TASK PROMPT
Report each line of the records where "hint" occurs.

EXERCISE MATERIAL
┌──

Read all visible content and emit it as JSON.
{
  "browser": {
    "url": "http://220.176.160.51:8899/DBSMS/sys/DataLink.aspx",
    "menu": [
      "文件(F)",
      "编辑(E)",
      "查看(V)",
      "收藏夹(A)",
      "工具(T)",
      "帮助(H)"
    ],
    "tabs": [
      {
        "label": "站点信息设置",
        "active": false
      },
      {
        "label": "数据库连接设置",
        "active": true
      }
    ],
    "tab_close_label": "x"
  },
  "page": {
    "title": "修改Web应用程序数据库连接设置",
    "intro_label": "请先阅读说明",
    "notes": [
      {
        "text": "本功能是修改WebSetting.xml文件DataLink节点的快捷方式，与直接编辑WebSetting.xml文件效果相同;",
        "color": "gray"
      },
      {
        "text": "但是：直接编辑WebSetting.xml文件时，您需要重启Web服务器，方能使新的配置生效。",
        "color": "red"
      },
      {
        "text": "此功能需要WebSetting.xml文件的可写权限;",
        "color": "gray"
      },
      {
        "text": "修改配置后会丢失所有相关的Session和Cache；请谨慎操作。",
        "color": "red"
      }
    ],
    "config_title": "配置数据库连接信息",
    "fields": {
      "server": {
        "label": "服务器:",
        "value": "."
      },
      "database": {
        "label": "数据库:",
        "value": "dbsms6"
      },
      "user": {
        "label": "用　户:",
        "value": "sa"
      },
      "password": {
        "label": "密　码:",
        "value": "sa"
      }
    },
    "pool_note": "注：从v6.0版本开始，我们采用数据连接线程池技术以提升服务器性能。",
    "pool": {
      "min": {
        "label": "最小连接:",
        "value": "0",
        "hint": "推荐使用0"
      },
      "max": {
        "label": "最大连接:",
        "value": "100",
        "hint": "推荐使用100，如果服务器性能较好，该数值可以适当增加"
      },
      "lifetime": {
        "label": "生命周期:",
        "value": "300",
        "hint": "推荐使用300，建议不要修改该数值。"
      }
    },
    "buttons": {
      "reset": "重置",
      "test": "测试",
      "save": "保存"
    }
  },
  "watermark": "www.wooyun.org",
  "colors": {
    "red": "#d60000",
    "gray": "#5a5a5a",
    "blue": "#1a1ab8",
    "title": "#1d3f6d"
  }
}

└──

REPLY
        "hint": "推荐使用0"
        "hint": "推荐使用100，如果服务器性能较好，该数值可以适当增加"
        "hint": "推荐使用300，建议不要修改该数值。"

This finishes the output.